## Assignment
Each line of the material below is to be written out exactly. Leave out any picture.

## Available records
######

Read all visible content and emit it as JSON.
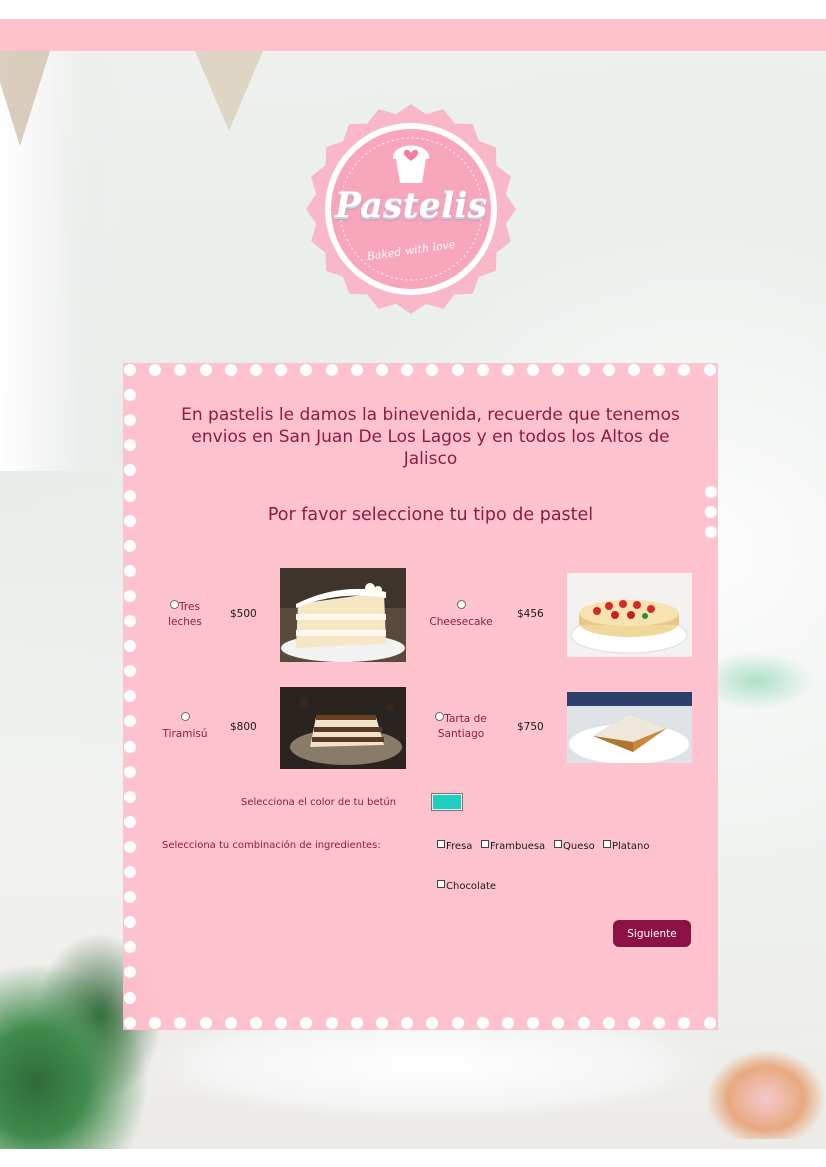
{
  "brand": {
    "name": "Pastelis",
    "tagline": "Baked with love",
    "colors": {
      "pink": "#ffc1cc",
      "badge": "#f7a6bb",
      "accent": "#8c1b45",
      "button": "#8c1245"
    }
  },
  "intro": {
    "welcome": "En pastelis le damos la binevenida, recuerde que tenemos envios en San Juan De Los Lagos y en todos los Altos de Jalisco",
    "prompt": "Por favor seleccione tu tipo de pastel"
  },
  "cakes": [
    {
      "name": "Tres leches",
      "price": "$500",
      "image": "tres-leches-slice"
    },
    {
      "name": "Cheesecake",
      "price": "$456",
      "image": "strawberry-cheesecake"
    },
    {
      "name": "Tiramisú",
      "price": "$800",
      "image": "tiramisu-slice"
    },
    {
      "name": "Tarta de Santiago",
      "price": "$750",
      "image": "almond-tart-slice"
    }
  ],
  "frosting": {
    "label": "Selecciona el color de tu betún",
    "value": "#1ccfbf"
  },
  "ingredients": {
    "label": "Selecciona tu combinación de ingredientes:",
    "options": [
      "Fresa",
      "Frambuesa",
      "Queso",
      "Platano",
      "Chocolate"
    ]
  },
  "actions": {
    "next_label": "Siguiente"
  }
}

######

## Answer box
Read all visible content and emit it as JSON.
{
  "brand": {
    "name": "Pastelis",
    "tagline": "Baked with love",
    "colors": {
      "pink": "#ffc1cc",
      "badge": "#f7a6bb",
      "accent": "#8c1b45",
      "button": "#8c1245"
    }
  },
  "intro": {
    "welcome": "En pastelis le damos la binevenida, recuerde que tenemos envios en San Juan De Los Lagos y en todos los Altos de Jalisco",
    "prompt": "Por favor seleccione tu tipo de pastel"
  },
  "cakes": [
    {
      "name": "Tres leches",
      "price": "$500",
      "image": "tres-leches-slice"
    },
    {
      "name": "Cheesecake",
      "price": "$456",
      "image": "strawberry-cheesecake"
    },
    {
      "name": "Tiramisú",
      "price": "$800",
      "image": "tiramisu-slice"
    },
    {
      "name": "Tarta de Santiago",
      "price": "$750",
      "image": "almond-tart-slice"
    }
  ],
  "frosting": {
    "label": "Selecciona el color de tu betún",
    "value": "#1ccfbf"
  },
  "ingredients": {
    "label": "Selecciona tu combinación de ingredientes:",
    "options": [
      "Fresa",
      "Frambuesa",
      "Queso",
      "Platano",
      "Chocolate"
    ]
  },
  "actions": {
    "next_label": "Siguiente"
  }
}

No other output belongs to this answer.